---------- Data in this exercise

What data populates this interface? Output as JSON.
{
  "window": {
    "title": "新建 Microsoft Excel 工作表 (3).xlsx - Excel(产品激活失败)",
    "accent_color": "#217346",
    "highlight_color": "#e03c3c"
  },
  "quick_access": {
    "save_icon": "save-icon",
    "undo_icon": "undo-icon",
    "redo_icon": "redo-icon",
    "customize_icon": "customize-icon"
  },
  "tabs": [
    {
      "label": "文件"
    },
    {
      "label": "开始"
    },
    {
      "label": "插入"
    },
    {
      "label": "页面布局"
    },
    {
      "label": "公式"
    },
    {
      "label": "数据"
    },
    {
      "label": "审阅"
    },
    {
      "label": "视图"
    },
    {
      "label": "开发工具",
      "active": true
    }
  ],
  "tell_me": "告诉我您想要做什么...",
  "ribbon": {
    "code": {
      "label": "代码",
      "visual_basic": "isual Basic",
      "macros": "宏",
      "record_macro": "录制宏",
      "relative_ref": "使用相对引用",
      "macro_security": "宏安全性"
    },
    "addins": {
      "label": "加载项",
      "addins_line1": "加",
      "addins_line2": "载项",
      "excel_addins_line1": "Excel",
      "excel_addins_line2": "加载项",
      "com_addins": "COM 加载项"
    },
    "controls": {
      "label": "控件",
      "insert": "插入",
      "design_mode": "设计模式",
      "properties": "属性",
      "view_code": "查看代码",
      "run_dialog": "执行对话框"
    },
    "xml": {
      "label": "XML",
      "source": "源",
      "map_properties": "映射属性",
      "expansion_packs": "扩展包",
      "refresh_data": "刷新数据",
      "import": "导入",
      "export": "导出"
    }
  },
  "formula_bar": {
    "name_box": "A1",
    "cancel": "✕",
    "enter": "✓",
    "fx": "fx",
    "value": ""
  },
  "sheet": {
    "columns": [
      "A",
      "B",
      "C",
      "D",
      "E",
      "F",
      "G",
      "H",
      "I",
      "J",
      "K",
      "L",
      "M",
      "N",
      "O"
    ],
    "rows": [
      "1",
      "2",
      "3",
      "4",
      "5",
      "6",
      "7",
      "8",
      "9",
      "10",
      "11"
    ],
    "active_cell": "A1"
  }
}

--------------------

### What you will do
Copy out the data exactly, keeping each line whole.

### Response to this exercise
What data populates this interface? Output as JSON.
{
  "window": {
    "title": "新建 Microsoft Excel 工作表 (3).xlsx - Excel(产品激活失败)",
    "accent_color": "#217346",
    "highlight_color": "#e03c3c"
  },
  "quick_access": {
    "save_icon": "save-icon",
    "undo_icon": "undo-icon",
    "redo_icon": "redo-icon",
    "customize_icon": "customize-icon"
  },
  "tabs": [
    {
      "label": "文件"
    },
    {
      "label": "开始"
    },
    {
      "label": "插入"
    },
    {
      "label": "页面布局"
    },
    {
      "label": "公式"
    },
    {
      "label": "数据"
    },
    {
      "label": "审阅"
    },
    {
      "label": "视图"
    },
    {
      "label": "开发工具",
      "active": true
    }
  ],
  "tell_me": "告诉我您想要做什么...",
  "ribbon": {
    "code": {
      "label": "代码",
      "visual_basic": "isual Basic",
      "macros": "宏",
      "record_macro": "录制宏",
      "relative_ref": "使用相对引用",
      "macro_security": "宏安全性"
    },
    "addins": {
      "label": "加载项",
      "addins_line1": "加",
      "addins_line2": "载项",
      "excel_addins_line1": "Excel",
      "excel_addins_line2": "加载项",
      "com_addins": "COM 加载项"
    },
    "controls": {
      "label": "控件",
      "insert": "插入",
      "design_mode": "设计模式",
      "properties": "属性",
      "view_code": "查看代码",
      "run_dialog": "执行对话框"
    },
    "xml": {
      "label": "XML",
      "source": "源",
      "map_properties": "映射属性",
      "expansion_packs": "扩展包",
      "refresh_data": "刷新数据",
      "import": "导入",
      "export": "导出"
    }
  },
  "formula_bar": {
    "name_box": "A1",
    "cancel": "✕",
    "enter": "✓",
    "fx": "fx",
    "value": ""
  },
  "sheet": {
    "columns": [
      "A",
      "B",
      "C",
      "D",
      "E",
      "F",
      "G",
      "H",
      "I",
      "J",
      "K",
      "L",
      "M",
      "N",
      "O"
    ],
    "rows": [
      "1",
      "2",
      "3",
      "4",
      "5",
      "6",
      "7",
      "8",
      "9",
      "10",
      "11"
    ],
    "active_cell": "A1"
  }
}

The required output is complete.